Spotlight: how does the ISS improve human security in Africa?


This year, the annual review focuses on how the Institute for Security Studies (ISS) does its work; the skills and activity that make the ISS so effective.

It starts with a corps of dedicated staff, predominantly African and based on the continent. ‘Our staff are skilled and committed to human security,’ says Anton du Plessis, ISS Executive Director.

The working experience of ISS staff is directly relevant to their roles. ISS training of police for peace operations is by former officers who led police on African Union (AU) and United Nations (UN) missions. Bomb disposal training is by seasoned officers schooled in real terrorism incidents. This is how the ISS passes on skills and experience to officials across the continent.
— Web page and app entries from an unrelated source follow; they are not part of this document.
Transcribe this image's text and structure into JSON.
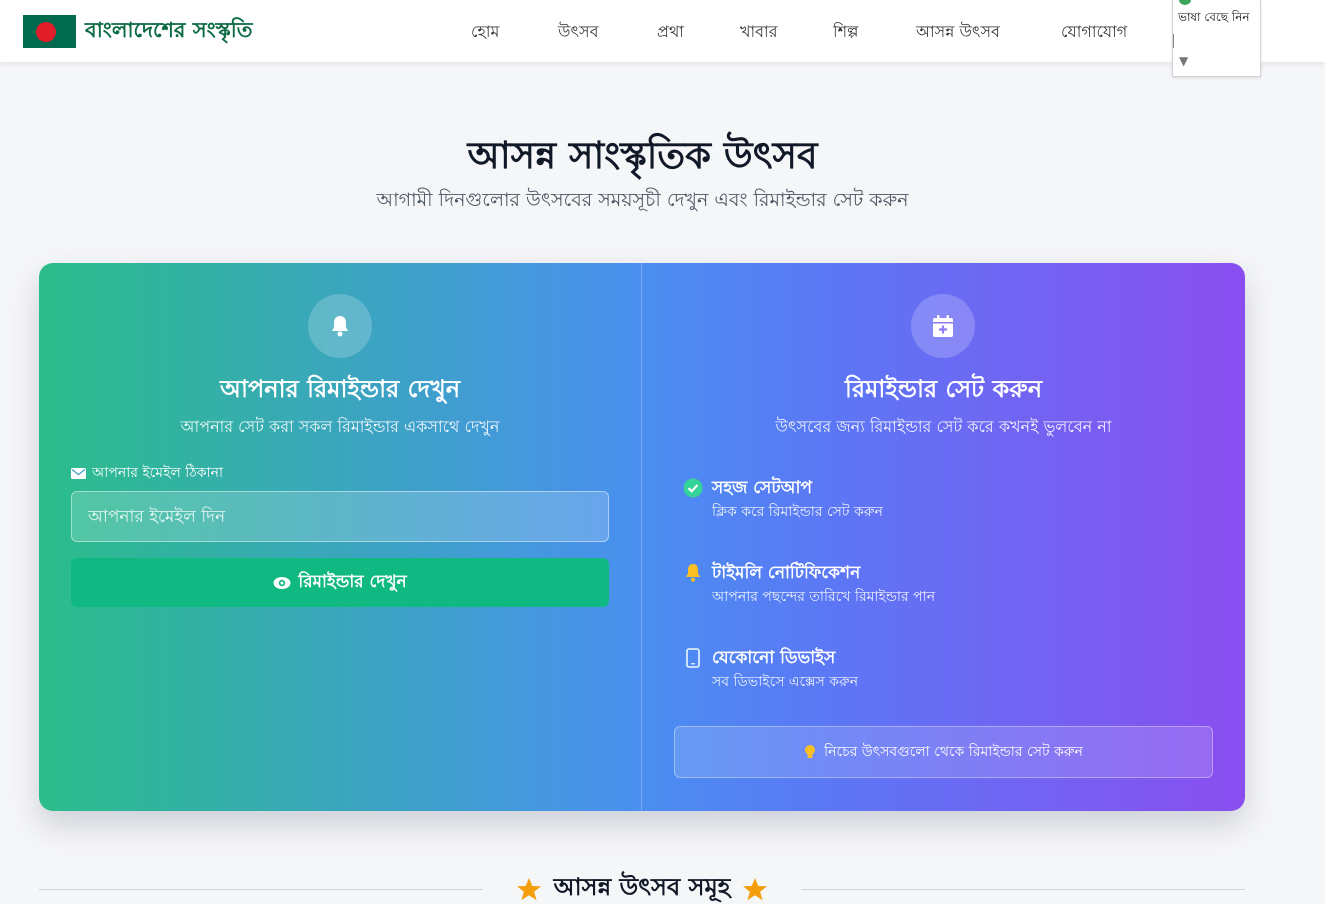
{
  "header": {
    "logo_text": "বাংলাদেশের সংস্কৃতি",
    "nav": [
      "হোম",
      "উৎসব",
      "প্রথা",
      "খাবার",
      "শিল্প",
      "আসন্ন উৎসব",
      "যোগাযোগ"
    ],
    "language_label": "ভাষা বেছে নিন"
  },
  "hero": {
    "title": "আসন্ন সাংস্কৃতিক উৎসব",
    "subtitle": "আগামী দিনগুলোর উৎসবের সময়সূচী দেখুন এবং রিমাইন্ডার সেট করুন"
  },
  "left_panel": {
    "icon": "bell-icon",
    "title": "আপনার রিমাইন্ডার দেখুন",
    "subtitle": "আপনার সেট করা সকল রিমাইন্ডার একসাথে দেখুন",
    "email_label": "আপনার ইমেইল ঠিকানা",
    "email_placeholder": "আপনার ইমেইল দিন",
    "email_value": "",
    "button_label": "রিমাইন্ডার দেখুন"
  },
  "right_panel": {
    "icon": "calendar-plus-icon",
    "title": "রিমাইন্ডার সেট করুন",
    "subtitle": "উৎসবের জন্য রিমাইন্ডার সেট করে কখনই ভুলবেন না",
    "features": [
      {
        "icon": "check-circle-icon",
        "title": "সহজ সেটআপ",
        "desc": "ক্লিক করে রিমাইন্ডার সেট করুন"
      },
      {
        "icon": "bell-icon",
        "title": "টাইমলি নোটিফিকেশন",
        "desc": "আপনার পছন্দের তারিখে রিমাইন্ডার পান"
      },
      {
        "icon": "mobile-icon",
        "title": "যেকোনো ডিভাইস",
        "desc": "সব ডিভাইসে এক্সেস করুন"
      }
    ],
    "tip": "নিচের উৎসবগুলো থেকে রিমাইন্ডার সেট করুন"
  },
  "upcoming": {
    "title": "আসন্ন উৎসব সমূহ"
  },
  "colors": {
    "brand_green": "#0b6b45",
    "button_green": "#10b981",
    "gradient_start": "#2bbd8a",
    "gradient_end": "#8a4ef0",
    "star": "#f59e0b"
  }
}
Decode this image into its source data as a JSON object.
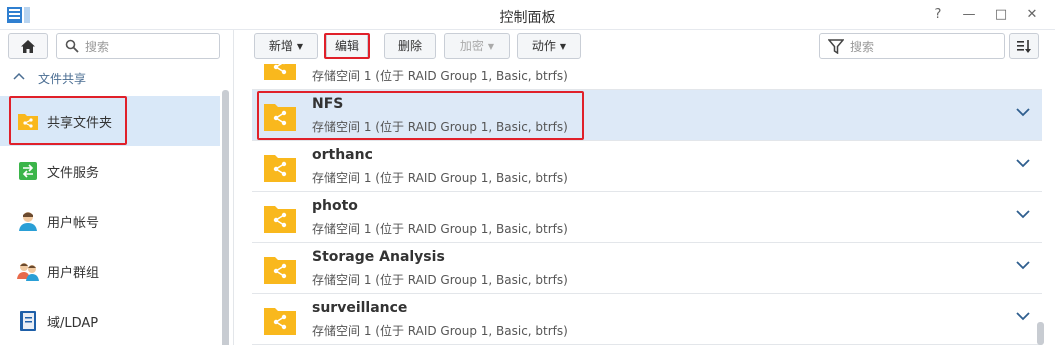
{
  "window": {
    "title": "控制面板",
    "controls": [
      "?",
      "—",
      "□",
      "✕"
    ]
  },
  "sidebar": {
    "search_placeholder": "搜索",
    "section": "文件共享",
    "items": [
      {
        "label": "共享文件夹",
        "icon": "shared-folder-icon",
        "selected": true
      },
      {
        "label": "文件服务",
        "icon": "file-services-icon",
        "selected": false
      },
      {
        "label": "用户帐号",
        "icon": "user-icon",
        "selected": false
      },
      {
        "label": "用户群组",
        "icon": "group-icon",
        "selected": false
      },
      {
        "label": "域/LDAP",
        "icon": "domain-ldap-icon",
        "selected": false
      }
    ]
  },
  "toolbar": {
    "create": "新增",
    "edit": "编辑",
    "delete": "删除",
    "encrypt": "加密",
    "action": "动作",
    "search_placeholder": "搜索"
  },
  "colors": {
    "accent": "#f9b81d",
    "selection": "#dde9f7",
    "highlight_box": "#e0202a"
  },
  "folders": [
    {
      "name": "",
      "location": "存储空间 1 (位于 RAID Group 1, Basic, btrfs)"
    },
    {
      "name": "NFS",
      "location": "存储空间 1 (位于 RAID Group 1, Basic, btrfs)",
      "selected": true
    },
    {
      "name": "orthanc",
      "location": "存储空间 1 (位于 RAID Group 1, Basic, btrfs)"
    },
    {
      "name": "photo",
      "location": "存储空间 1 (位于 RAID Group 1, Basic, btrfs)"
    },
    {
      "name": "Storage Analysis",
      "location": "存储空间 1 (位于 RAID Group 1, Basic, btrfs)"
    },
    {
      "name": "surveillance",
      "location": "存储空间 1 (位于 RAID Group 1, Basic, btrfs)"
    }
  ]
}
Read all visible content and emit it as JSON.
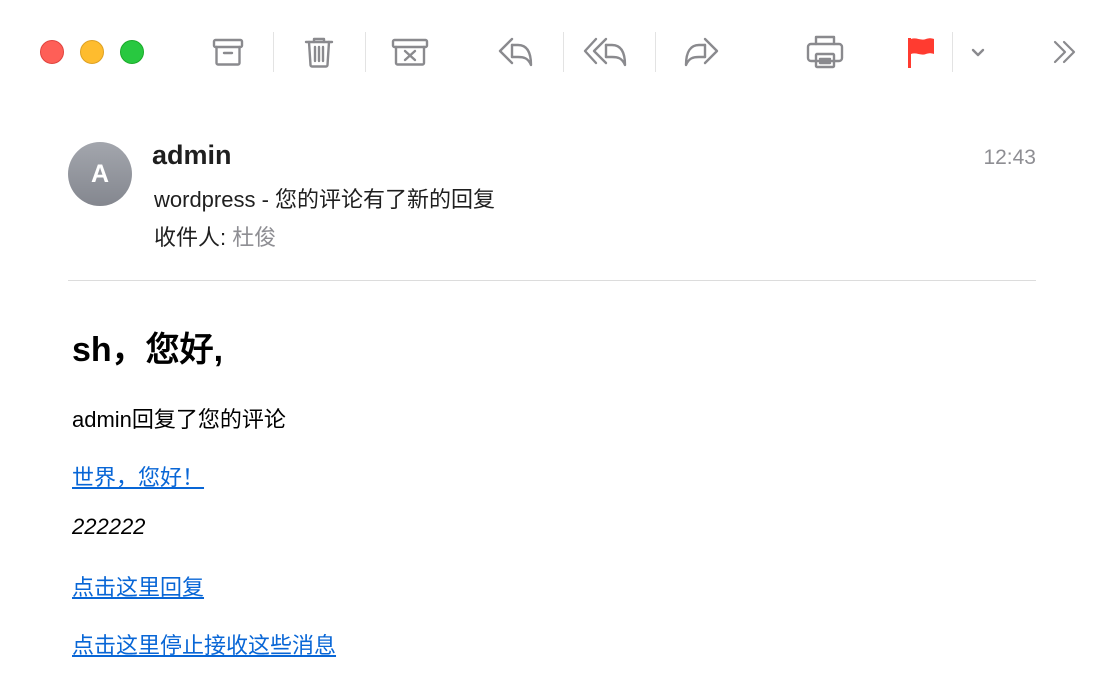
{
  "window": {
    "traffic_lights": [
      "close",
      "minimize",
      "zoom"
    ]
  },
  "toolbar": {
    "buttons": [
      {
        "name": "archive-icon"
      },
      {
        "name": "trash-icon"
      },
      {
        "name": "junk-icon"
      },
      {
        "name": "reply-icon"
      },
      {
        "name": "reply-all-icon"
      },
      {
        "name": "forward-icon"
      },
      {
        "name": "print-icon"
      },
      {
        "name": "flag-icon",
        "color": "#ff3b30"
      },
      {
        "name": "chevron-down-icon"
      },
      {
        "name": "more-icon"
      }
    ],
    "accent_icon_color": "#8a8a8e"
  },
  "message": {
    "avatar_initial": "A",
    "sender": "admin",
    "subject": "wordpress - 您的评论有了新的回复",
    "to_label": "收件人:",
    "to_value": "杜俊",
    "time": "12:43"
  },
  "body": {
    "greeting": "sh，您好,",
    "line1": "admin回复了您的评论",
    "link_post": "世界，您好！",
    "comment": "222222",
    "link_reply": "点击这里回复",
    "link_unsubscribe": "点击这里停止接收这些消息",
    "link_color": "#0866d6"
  }
}
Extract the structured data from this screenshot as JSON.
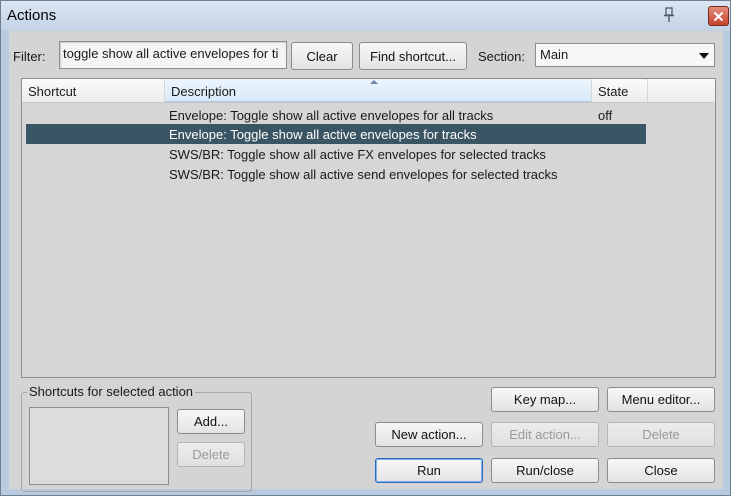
{
  "window": {
    "title": "Actions",
    "pin_icon": "pin-icon",
    "close_icon": "close-icon"
  },
  "filter": {
    "label": "Filter:",
    "value": "toggle show all active envelopes for ti",
    "clear_label": "Clear",
    "find_shortcut_label": "Find shortcut..."
  },
  "section": {
    "label": "Section:",
    "selected": "Main"
  },
  "list": {
    "columns": [
      "Shortcut",
      "Description",
      "State"
    ],
    "sorted_column": "Description",
    "rows": [
      {
        "shortcut": "",
        "description": "Envelope: Toggle show all active envelopes for all tracks",
        "state": "off",
        "selected": false
      },
      {
        "shortcut": "",
        "description": "Envelope: Toggle show all active envelopes for tracks",
        "state": "",
        "selected": true
      },
      {
        "shortcut": "",
        "description": "SWS/BR: Toggle show all active FX envelopes for selected tracks",
        "state": "",
        "selected": false
      },
      {
        "shortcut": "",
        "description": "SWS/BR: Toggle show all active send envelopes for selected tracks",
        "state": "",
        "selected": false
      }
    ]
  },
  "shortcuts_group": {
    "title": "Shortcuts for selected action",
    "add_label": "Add...",
    "delete_label": "Delete"
  },
  "buttons": {
    "key_map": "Key map...",
    "menu_editor": "Menu editor...",
    "new_action": "New action...",
    "edit_action": "Edit action...",
    "delete": "Delete",
    "run": "Run",
    "run_close": "Run/close",
    "close": "Close"
  },
  "colors": {
    "selection": "#3a5563",
    "title_bar": "#c2d2e6",
    "close_button": "#c6432c"
  }
}
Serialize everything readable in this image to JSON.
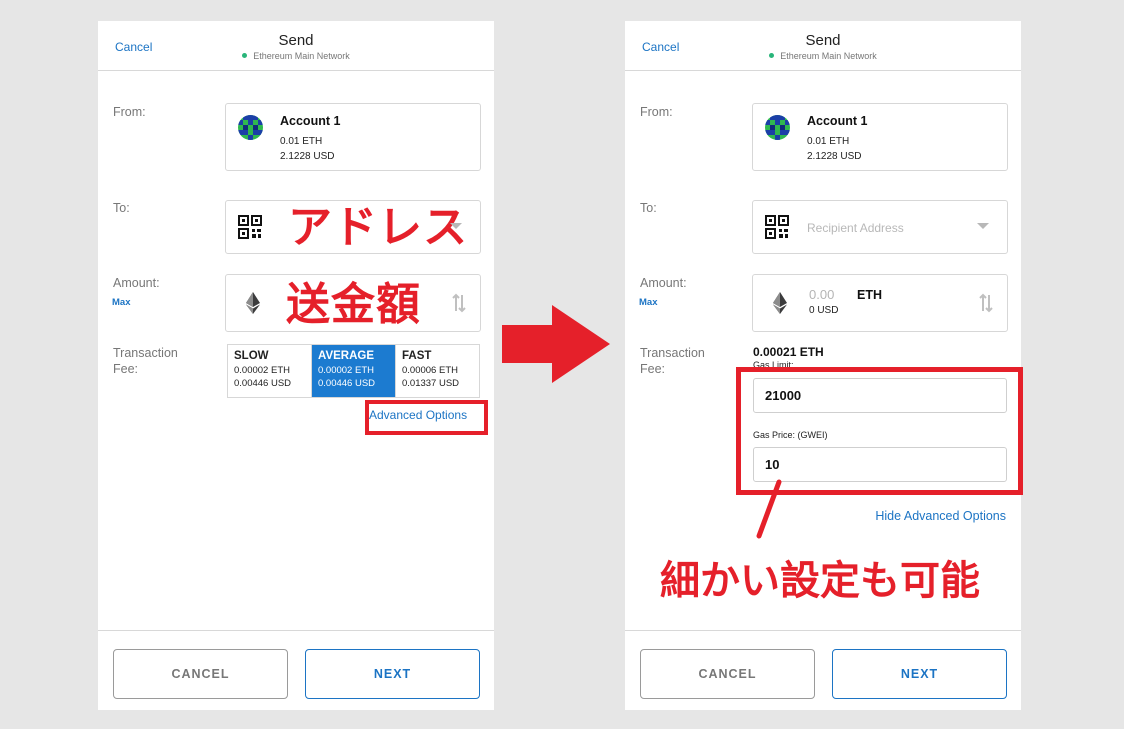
{
  "left": {
    "header": {
      "cancel": "Cancel",
      "title": "Send",
      "network": "Ethereum Main Network"
    },
    "labels": {
      "from": "From:",
      "to": "To:",
      "amount": "Amount:",
      "max": "Max",
      "fee_line1": "Transaction",
      "fee_line2": "Fee:"
    },
    "account": {
      "name": "Account 1",
      "eth": "0.01 ETH",
      "usd": "2.1228 USD"
    },
    "to_annotation": "アドレス",
    "amount_annotation": "送金額",
    "fees": [
      {
        "name": "SLOW",
        "eth": "0.00002 ETH",
        "usd": "0.00446 USD"
      },
      {
        "name": "AVERAGE",
        "eth": "0.00002 ETH",
        "usd": "0.00446 USD"
      },
      {
        "name": "FAST",
        "eth": "0.00006 ETH",
        "usd": "0.01337 USD"
      }
    ],
    "advanced": "Advanced Options",
    "buttons": {
      "cancel": "CANCEL",
      "next": "NEXT"
    }
  },
  "right": {
    "header": {
      "cancel": "Cancel",
      "title": "Send",
      "network": "Ethereum Main Network"
    },
    "labels": {
      "from": "From:",
      "to": "To:",
      "amount": "Amount:",
      "max": "Max",
      "fee_line1": "Transaction",
      "fee_line2": "Fee:"
    },
    "account": {
      "name": "Account 1",
      "eth": "0.01 ETH",
      "usd": "2.1228 USD"
    },
    "recipient_placeholder": "Recipient Address",
    "amount": {
      "value": "0.00",
      "usd": "0 USD",
      "unit": "ETH"
    },
    "fee_total": "0.00021 ETH",
    "gas_limit_label": "Gas Limit:",
    "gas_limit": "21000",
    "gas_price_label": "Gas Price: (GWEI)",
    "gas_price": "10",
    "hide_advanced": "Hide Advanced Options",
    "annotation": "細かい設定も可能",
    "buttons": {
      "cancel": "CANCEL",
      "next": "NEXT"
    }
  },
  "colors": {
    "accent": "#1c74c4",
    "annotation_red": "#e5202a",
    "network_dot": "#29b57a",
    "fee_selected": "#1c7bd0"
  },
  "icons": [
    "qr-code-icon",
    "ethereum-icon",
    "swap-icon",
    "dropdown-arrow-icon",
    "account-avatar-icon",
    "right-arrow-icon"
  ]
}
‘We aren’t academics trying to match theory with security challenges,’ notes Jakkie Cilliers, ISS founder and Chair of the ISS Board of Trustees. ‘We understand the continent from our direct experience and bring a working knowledge of conditions on the ground.’

Another key factor in ISS’ approach is building long-term partnerships. ‘The ISS doesn’t offer occasional advice from afar,’ says du Plessis. ‘We are here for the long term. When ISS develops strategies for police and prosecutors, the staff stay involved and make sure things are working.’

The ISS is a working part of Africa’s security ecosystem

The ISS brings an African perspective to global debates about terrorism, migration and development. It is a trusted source that makes Africa accessible through public seminars and private briefings.

These help decision makers and the public interpret developments on issues as diverse as the International Criminal Court, maritime security and weapons of mass destruction.

‘The ISS is able to shine a light on how Africa works,’ says Said Djinnit, president of the ISS Advisory Council. This is because ISS staff invest in relationships at the highest levels of the UN and the AU, and in national governments.

We spend a lot of time building connections across Africa,’ says du Plessis. ‘We understand the complexities and approach problems in a constructive way. The ISS is a working part of Africa’s security ecosystem.’

ISS insights are widely distributed through digital and social media. ‘The ISS features in hundreds of radio discussions and news reports every year, helping to educate the public and encourage accountability among our leaders,’ says Djinnit.

The findings of unique empirical research enable the ISS to correct misperceptions and steer strategies on migration and radicalisation. ‘We propose solutions that are based on informed analysis that has been reviewed by our peers,’ says Cilliers.

Collaboration is core to the ISS’ success. ‘We can’t improve human security on our own,’ says du Plessis. ‘The ISS works well with others in the common interests of Africa.’

Improving human security in Africa: ISS Annual Review 2016 is available here.

For more information contact:

Antoinette Louw, ISS:  +27 82 883 5012,

Picture: UNAMID/Albert Gonzalez Farran